INSTRUCTIONS FOR THE TASK: Top to bottom, every record is to be copied word for word.

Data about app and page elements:
----
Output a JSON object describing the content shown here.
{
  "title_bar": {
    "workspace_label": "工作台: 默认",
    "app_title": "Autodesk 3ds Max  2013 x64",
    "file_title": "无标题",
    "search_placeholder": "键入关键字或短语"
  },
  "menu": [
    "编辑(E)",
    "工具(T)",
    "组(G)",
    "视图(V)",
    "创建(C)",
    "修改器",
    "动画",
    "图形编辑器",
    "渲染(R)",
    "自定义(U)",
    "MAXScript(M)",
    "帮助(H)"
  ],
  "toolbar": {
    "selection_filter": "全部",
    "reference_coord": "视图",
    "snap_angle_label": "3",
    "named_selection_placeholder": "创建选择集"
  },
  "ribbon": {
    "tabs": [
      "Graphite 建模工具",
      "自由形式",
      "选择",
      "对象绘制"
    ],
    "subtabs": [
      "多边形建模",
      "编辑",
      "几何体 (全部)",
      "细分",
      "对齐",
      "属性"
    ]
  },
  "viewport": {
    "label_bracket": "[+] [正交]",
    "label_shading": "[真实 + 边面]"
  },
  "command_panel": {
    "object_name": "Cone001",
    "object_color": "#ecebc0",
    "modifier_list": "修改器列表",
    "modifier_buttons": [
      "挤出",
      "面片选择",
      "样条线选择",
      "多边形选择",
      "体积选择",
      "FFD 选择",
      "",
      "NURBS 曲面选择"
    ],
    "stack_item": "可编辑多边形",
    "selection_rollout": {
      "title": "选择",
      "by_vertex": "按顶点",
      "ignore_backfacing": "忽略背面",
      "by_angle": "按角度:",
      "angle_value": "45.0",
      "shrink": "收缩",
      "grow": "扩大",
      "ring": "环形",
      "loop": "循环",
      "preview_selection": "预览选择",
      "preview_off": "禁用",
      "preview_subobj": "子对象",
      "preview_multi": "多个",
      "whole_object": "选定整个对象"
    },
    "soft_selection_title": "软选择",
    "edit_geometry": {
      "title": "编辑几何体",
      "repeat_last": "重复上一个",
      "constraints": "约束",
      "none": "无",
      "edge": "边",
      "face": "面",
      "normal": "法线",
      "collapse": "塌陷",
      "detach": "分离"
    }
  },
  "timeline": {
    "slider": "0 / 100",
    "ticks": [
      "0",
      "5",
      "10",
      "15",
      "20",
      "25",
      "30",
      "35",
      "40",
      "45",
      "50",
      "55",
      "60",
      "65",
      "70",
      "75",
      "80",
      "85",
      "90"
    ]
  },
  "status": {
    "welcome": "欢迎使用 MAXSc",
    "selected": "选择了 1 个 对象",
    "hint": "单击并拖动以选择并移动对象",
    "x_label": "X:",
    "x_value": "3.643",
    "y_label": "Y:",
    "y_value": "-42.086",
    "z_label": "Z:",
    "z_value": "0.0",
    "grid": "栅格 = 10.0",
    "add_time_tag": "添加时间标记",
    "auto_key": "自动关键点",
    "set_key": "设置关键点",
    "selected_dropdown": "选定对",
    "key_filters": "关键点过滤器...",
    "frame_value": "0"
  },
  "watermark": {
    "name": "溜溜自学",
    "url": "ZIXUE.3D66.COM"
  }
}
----
ANSWER SECTION:
Output a JSON object describing the content shown here.
{
  "title_bar": {
    "workspace_label": "工作台: 默认",
    "app_title": "Autodesk 3ds Max  2013 x64",
    "file_title": "无标题",
    "search_placeholder": "键入关键字或短语"
  },
  "menu": [
    "编辑(E)",
    "工具(T)",
    "组(G)",
    "视图(V)",
    "创建(C)",
    "修改器",
    "动画",
    "图形编辑器",
    "渲染(R)",
    "自定义(U)",
    "MAXScript(M)",
    "帮助(H)"
  ],
  "toolbar": {
    "selection_filter": "全部",
    "reference_coord": "视图",
    "snap_angle_label": "3",
    "named_selection_placeholder": "创建选择集"
  },
  "ribbon": {
    "tabs": [
      "Graphite 建模工具",
      "自由形式",
      "选择",
      "对象绘制"
    ],
    "subtabs": [
      "多边形建模",
      "编辑",
      "几何体 (全部)",
      "细分",
      "对齐",
      "属性"
    ]
  },
  "viewport": {
    "label_bracket": "[+] [正交]",
    "label_shading": "[真实 + 边面]"
  },
  "command_panel": {
    "object_name": "Cone001",
    "object_color": "#ecebc0",
    "modifier_list": "修改器列表",
    "modifier_buttons": [
      "挤出",
      "面片选择",
      "样条线选择",
      "多边形选择",
      "体积选择",
      "FFD 选择",
      "",
      "NURBS 曲面选择"
    ],
    "stack_item": "可编辑多边形",
    "selection_rollout": {
      "title": "选择",
      "by_vertex": "按顶点",
      "ignore_backfacing": "忽略背面",
      "by_angle": "按角度:",
      "angle_value": "45.0",
      "shrink": "收缩",
      "grow": "扩大",
      "ring": "环形",
      "loop": "循环",
      "preview_selection": "预览选择",
      "preview_off": "禁用",
      "preview_subobj": "子对象",
      "preview_multi": "多个",
      "whole_object": "选定整个对象"
    },
    "soft_selection_title": "软选择",
    "edit_geometry": {
      "title": "编辑几何体",
      "repeat_last": "重复上一个",
      "constraints": "约束",
      "none": "无",
      "edge": "边",
      "face": "面",
      "normal": "法线",
      "collapse": "塌陷",
      "detach": "分离"
    }
  },
  "timeline": {
    "slider": "0 / 100",
    "ticks": [
      "0",
      "5",
      "10",
      "15",
      "20",
      "25",
      "30",
      "35",
      "40",
      "45",
      "50",
      "55",
      "60",
      "65",
      "70",
      "75",
      "80",
      "85",
      "90"
    ]
  },
  "status": {
    "welcome": "欢迎使用 MAXSc",
    "selected": "选择了 1 个 对象",
    "hint": "单击并拖动以选择并移动对象",
    "x_label": "X:",
    "x_value": "3.643",
    "y_label": "Y:",
    "y_value": "-42.086",
    "z_label": "Z:",
    "z_value": "0.0",
    "grid": "栅格 = 10.0",
    "add_time_tag": "添加时间标记",
    "auto_key": "自动关键点",
    "set_key": "设置关键点",
    "selected_dropdown": "选定对",
    "key_filters": "关键点过滤器...",
    "frame_value": "0"
  },
  "watermark": {
    "name": "溜溜自学",
    "url": "ZIXUE.3D66.COM"
  }
}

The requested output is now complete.